• Establish your goals. Be very clear about what outcome you desire from a story well told. A transaction. A decision. A relationship. Whatever it is, make it measurable so you can assess whether your story is doing its job.
Consider starting fresh — sanding to bare wood rather than painting over layers of weathered storytelling elements. Get all of your ideas onto the table and remove those that don't support your point. Organize what's left so that one idea flows into another, with emphasis on how your story begins and ends.
At the beginning your audience will be most attentive. If you fail to hold their interest, you may never get them back. Your ending is equally important. This is where you complete your mission, achieving whatever outcome you defined at the start. Ideally there are multiple paths between start and finish, providing flexibility to suit your audience's needs.
Your goal is a storyboard or outline, undesigned and unembellished. That comes next.

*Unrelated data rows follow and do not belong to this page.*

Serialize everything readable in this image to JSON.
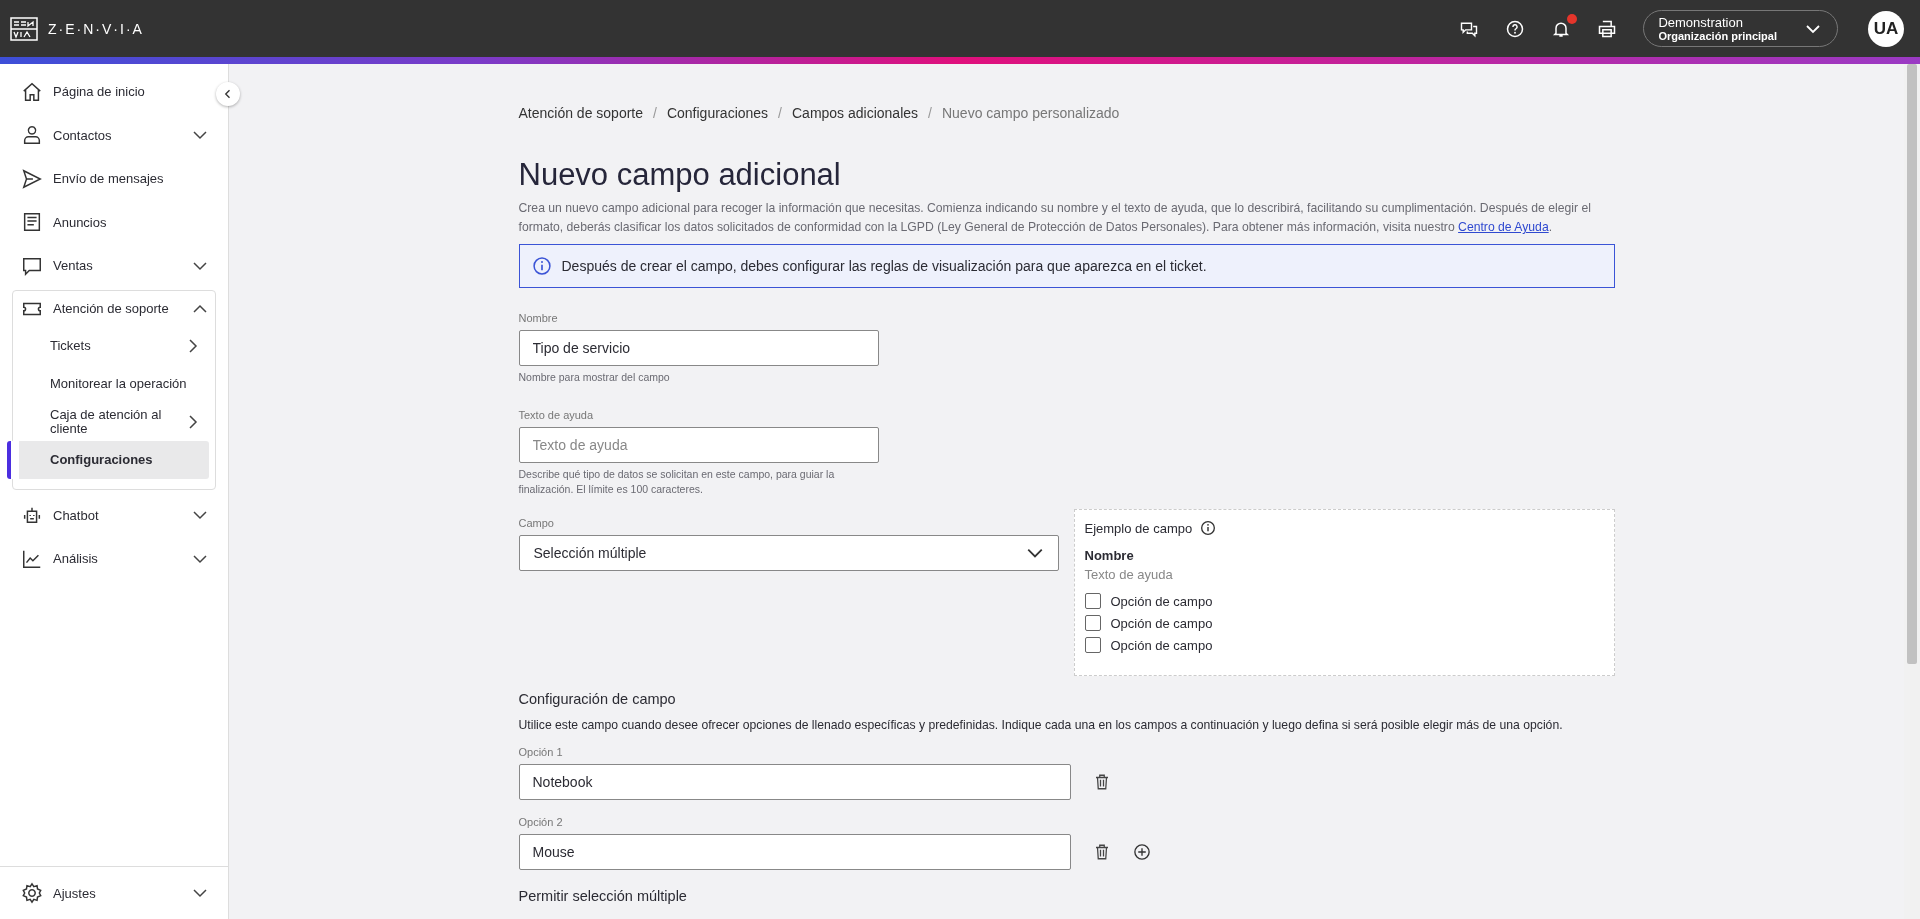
{
  "topbar": {
    "logo_text": "Z·E·N·V·I·A",
    "notification": true,
    "account": {
      "name": "Demonstration",
      "organization": "Organización principal"
    },
    "avatar": "UA"
  },
  "sidebar": {
    "items": [
      {
        "kind": "link",
        "label": "Página de inicio"
      },
      {
        "kind": "group",
        "label": "Contactos",
        "expanded": false
      },
      {
        "kind": "link",
        "label": "Envío de mensajes"
      },
      {
        "kind": "link",
        "label": "Anuncios"
      },
      {
        "kind": "group",
        "label": "Ventas",
        "expanded": false
      },
      {
        "kind": "group",
        "label": "Atención de soporte",
        "expanded": true,
        "children": [
          {
            "label": "Tickets",
            "expandable": true,
            "selected": false
          },
          {
            "label": "Monitorear la operación",
            "expandable": false,
            "selected": false
          },
          {
            "label": "Caja de atención al cliente",
            "expandable": true,
            "selected": false
          },
          {
            "label": "Configuraciones",
            "expandable": false,
            "selected": true
          }
        ]
      },
      {
        "kind": "group",
        "label": "Chatbot",
        "expanded": false
      },
      {
        "kind": "group",
        "label": "Análisis",
        "expanded": false
      }
    ],
    "footer": {
      "label": "Ajustes",
      "expanded": false
    }
  },
  "breadcrumb": [
    {
      "label": "Atención de soporte",
      "current": false
    },
    {
      "separator": "/",
      "label": "Configuraciones",
      "current": false
    },
    {
      "separator": "/",
      "label": "Campos adicionales",
      "current": false
    },
    {
      "separator": "/",
      "label": "Nuevo campo personalizado",
      "current": true
    }
  ],
  "title": "Nuevo campo adicional",
  "description": {
    "text": "Crea un nuevo campo adicional para recoger la información que necesitas. Comienza indicando su nombre y el texto de ayuda, que lo describirá, facilitando su cumplimentación. Después de elegir el formato, deberás clasificar los datos solicitados de conformidad con la LGPD (Ley General de Protección de Datos Personales). Para obtener más información, visita nuestro ",
    "link": "Centro de Ayuda",
    "after": "."
  },
  "info_banner": "Después de crear el campo, debes configurar las reglas de visualización para que aparezca en el ticket.",
  "fields": [
    {
      "label": "Nombre",
      "value": "Tipo de servicio",
      "helper": "Nombre para mostrar del campo"
    },
    {
      "label": "Texto de ayuda",
      "placeholder": "Texto de ayuda",
      "helper": "Describe qué tipo de datos se solicitan en este campo, para guiar la finalización. El límite es 100 caracteres."
    }
  ],
  "campo": {
    "label": "Campo",
    "value": "Selección múltiple"
  },
  "preview": {
    "title": "Ejemplo de campo",
    "name": "Nombre",
    "help": "Texto de ayuda",
    "options": [
      {
        "label": "Opción de campo",
        "checked": false
      },
      {
        "label": "Opción de campo",
        "checked": false
      },
      {
        "label": "Opción de campo",
        "checked": false
      }
    ]
  },
  "config": {
    "title": "Configuración de campo",
    "description": "Utilice este campo cuando desee ofrecer opciones de llenado específicas y predefinidas. Indique cada una en los campos a continuación y luego defina si será posible elegir más de una opción.",
    "options": [
      {
        "label": "Opción 1",
        "value": "Notebook",
        "addable": false
      },
      {
        "label": "Opción 2",
        "value": "Mouse",
        "addable": true
      }
    ],
    "multiple_title": "Permitir selección múltiple"
  }
}
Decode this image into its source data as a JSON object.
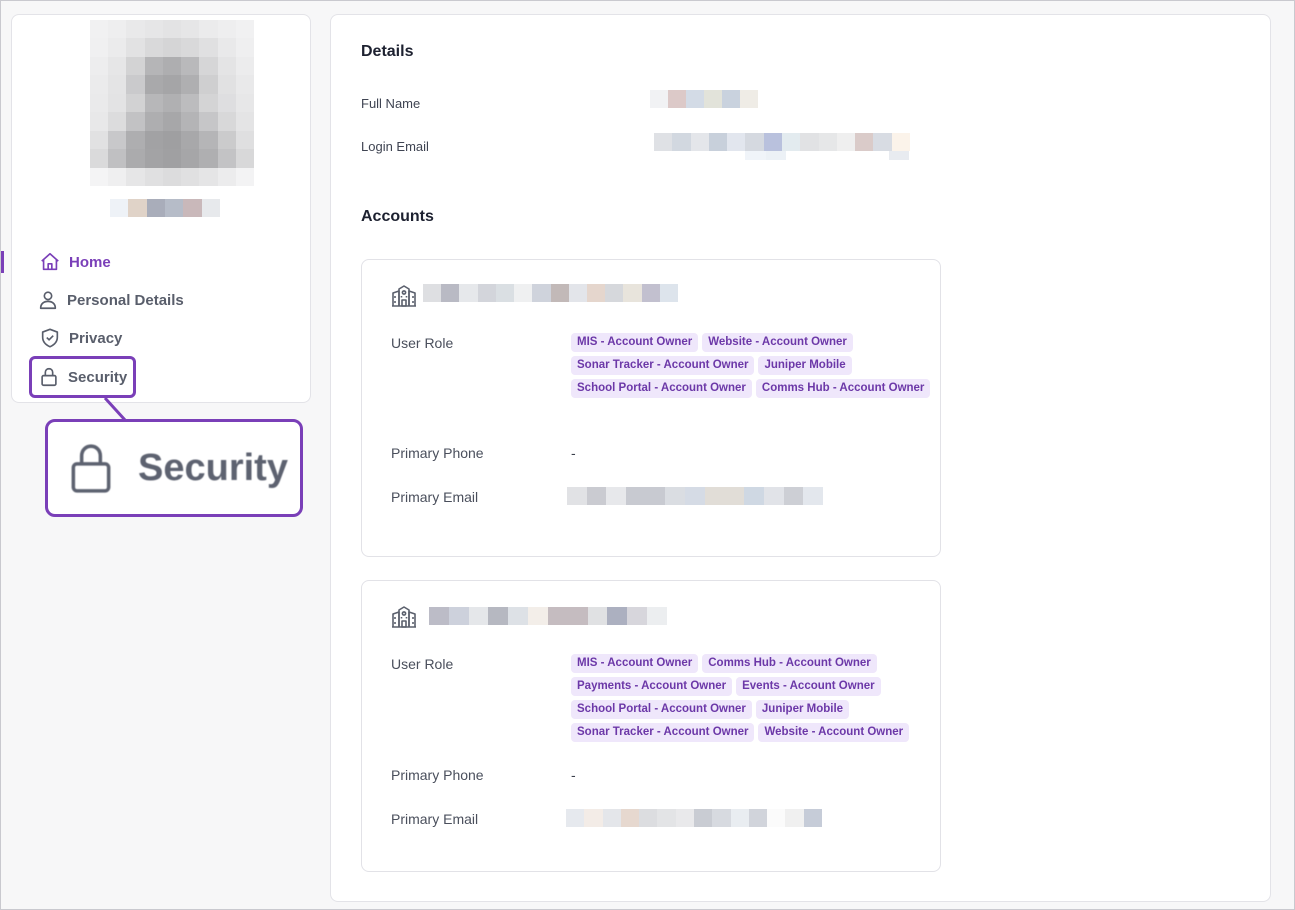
{
  "sidebar": {
    "items": [
      {
        "label": "Home",
        "icon": "home-icon",
        "active": true
      },
      {
        "label": "Personal Details",
        "icon": "user-icon"
      },
      {
        "label": "Privacy",
        "icon": "shield-check-icon"
      },
      {
        "label": "Security",
        "icon": "lock-icon",
        "highlighted": true
      }
    ],
    "callout_label": "Security"
  },
  "details": {
    "title": "Details",
    "full_name_label": "Full Name",
    "login_email_label": "Login Email"
  },
  "accounts": {
    "title": "Accounts",
    "list": [
      {
        "user_role_label": "User Role",
        "roles": [
          "MIS - Account Owner",
          "Website - Account Owner",
          "Sonar Tracker - Account Owner",
          "Juniper Mobile",
          "School Portal - Account Owner",
          "Comms Hub - Account Owner"
        ],
        "primary_phone_label": "Primary Phone",
        "primary_phone": "-",
        "primary_email_label": "Primary Email"
      },
      {
        "user_role_label": "User Role",
        "roles": [
          "MIS - Account Owner",
          "Comms Hub - Account Owner",
          "Payments - Account Owner",
          "Events - Account Owner",
          "School Portal - Account Owner",
          "Juniper Mobile",
          "Sonar Tracker - Account Owner",
          "Website - Account Owner"
        ],
        "primary_phone_label": "Primary Phone",
        "primary_phone": "-",
        "primary_email_label": "Primary Email"
      }
    ]
  },
  "colors": {
    "accent": "#7a3fb8",
    "badge_bg": "#efe7fb",
    "badge_text": "#6c38a8"
  }
}
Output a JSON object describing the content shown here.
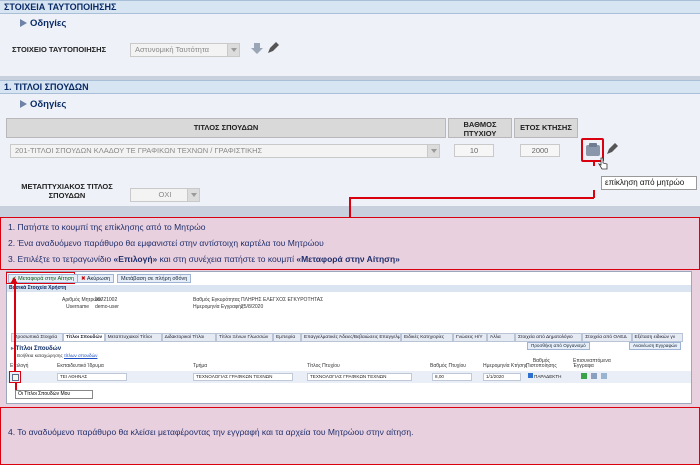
{
  "section1": {
    "title": "ΣΤΟΙΧΕΙΑ ΤΑΥΤΟΠΟΙΗΣΗΣ",
    "odigies": "Οδηγίες",
    "id_label": "ΣΤΟΙΧΕΙΟ ΤΑΥΤΟΠΟΙΗΣΗΣ",
    "id_value": "Αστυνομική Ταυτότητα"
  },
  "section2": {
    "title": "1. ΤΙΤΛΟΙ ΣΠΟΥΔΩΝ",
    "odigies": "Οδηγίες",
    "col_title": "ΤΙΤΛΟΣ ΣΠΟΥΔΩΝ",
    "col_grade_1": "ΒΑΘΜΟΣ",
    "col_grade_2": "ΠΤΥΧΙΟΥ",
    "col_year": "ΕΤΟΣ ΚΤΗΣΗΣ",
    "title_value": "201-ΤΙΤΛΟΙ ΣΠΟΥΔΩΝ ΚΛΑΔΟΥ ΤΕ ΓΡΑΦΙΚΩΝ ΤΕΧΝΩΝ / ΓΡΑΦΙΣΤΙΚΗΣ",
    "grade_value": "10",
    "year_value": "2000",
    "master_label_1": "ΜΕΤΑΠΤΥΧΙΑΚΟΣ ΤΙΤΛΟΣ",
    "master_label_2": "ΣΠΟΥΔΩΝ",
    "master_value": "ΟΧΙ",
    "tooltip": "επίκληση από μητρώο"
  },
  "steps": {
    "s1": "1.   Πατήστε το κουμπί της επίκλησης από το Μητρώο",
    "s2": "2.   Ένα αναδυόμενο παράθυρο θα εμφανιστεί στην αντίστοιχη καρτέλα του Μητρώου",
    "s3_a": "3.   Επιλέξτε το τετραγωνίδιο ",
    "s3_b": "«Επιλογή»",
    "s3_c": " και στη συνέχεια πατήστε το κουμπί ",
    "s3_d": "«Μεταφορά στην Αίτηση»",
    "s4": "4. Το αναδυόμενο παράθυρο θα κλείσει μεταφέροντας την εγγραφή και τα αρχεία του Μητρώου στην αίτηση."
  },
  "popup": {
    "btn_transfer": "Μεταφορά στην Αίτηση",
    "btn_cancel": "Ακύρωση",
    "btn_fullscreen": "Μετάβαση σε πλήρη οθόνη",
    "basic_title": "Βασικά Στοιχεία Χρήστη",
    "reg_no_label": "Αριθμός Μητρώου",
    "reg_no": "00721002",
    "username_label": "Username",
    "username": "demo-user",
    "degree_label": "Βαθμός Εγκυρότητας",
    "degree": "ΠΛΗΡΗΣ ΕΛΕΓΧΟΣ ΕΓΚΥΡΟΤΗΤΑΣ",
    "date_label": "Ημερομηνία Εγγραφής",
    "date": "25/8/2020",
    "tabs": [
      "Προσωπικά Στοιχεία",
      "Τίτλοι Σπουδών",
      "Μεταπτυχιακοί Τίτλοι",
      "Διδακτορικοί Τίτλοι",
      "Τίτλοι Ξένων Γλωσσών",
      "Εμπειρία",
      "Επαγγελματικές Άδειες/Βεβαιώσεις Επαγγελματικών Ενώσεων",
      "Ειδικές Κατηγορίες",
      "Γνώσεις Η/Υ",
      "Άλλα",
      "Στοιχεία από Δημοτολόγιο",
      "Στοιχεία από ΟΑΕΔ",
      "Εξέταση ειδικών γν"
    ],
    "section_title": "Τίτλοι Σπουδών",
    "instructions": "Βοήθεια καταχώρησης",
    "instructions_link": "τίτλων σπουδών",
    "btn_add": "Προσθήκη από Οργανισμό",
    "btn_refresh": "Ανανέωση Εγγραφών",
    "col_select": "Επιλογή",
    "col_inst": "Εκπαιδευτικό Ίδρυμα",
    "col_dept": "Τμήμα",
    "col_degree_title": "Τίτλος Πτυχίου",
    "col_grade": "Βαθμός Πτυχίου",
    "col_date": "Ημερομηνία Κτήσης",
    "col_cert_1": "Βαθμός",
    "col_cert_2": "Πιστοποίησης",
    "col_attach_1": "Επισυναπτόμενα",
    "col_attach_2": "Έγγραφα",
    "row_inst": "ΤΕΙ ΑΘΗΝΑΣ",
    "row_dept": "ΤΕΧΝΟΛΟΓΙΑΣ ΓΡΑΦΙΚΩΝ ΤΕΧΝΩΝ",
    "row_title": "ΤΕΧΝΟΛΟΓΙΑΣ ΓΡΑΦΙΚΩΝ ΤΕΧΝΩΝ",
    "row_grade": "8,00",
    "row_date": "1/1/2020",
    "row_cert": "ΠΑΡΑΔΕΚΤΗ",
    "footer": "Οι Τίτλοι Σπουδών Μου"
  },
  "colors": {
    "red": "#d9000f",
    "navy": "#0a2a66",
    "pink": "#e8d0df",
    "green": "#1f8b2b"
  }
}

How will you tell your story? Stories need not be confined to words. Add zest by blending ingredients that add serendipity to storytelling:
At the same time, consider which platforms best support your story and objectives:
- Responsive web
- Native app
- Interactive touchscreen
- Social media post
Each platform has strengths and weaknesses. Apps offer flexibility but require downloaded software. Responsive websites are easy to access but harder to differentiate from one another. (Scrollmotion's new Ingage platform combines the benefits of apps and websites. Check it out.) It may require several formats to suit your objectives — short-form, long-form, broadcast, narrowcast, active, passive, presented, self-guided, and more.
The way you tell your story matters.
But the story you tell matters more.
Story and telling are paired like food and wine to bring out the best in each other. The food selection drives the wine selection, just as the story drives the telling. Through effective storytelling, companies of all sizes have the potential to raise awareness, answer questions, build relationships and sell more products and services.
Now that's a story worth telling.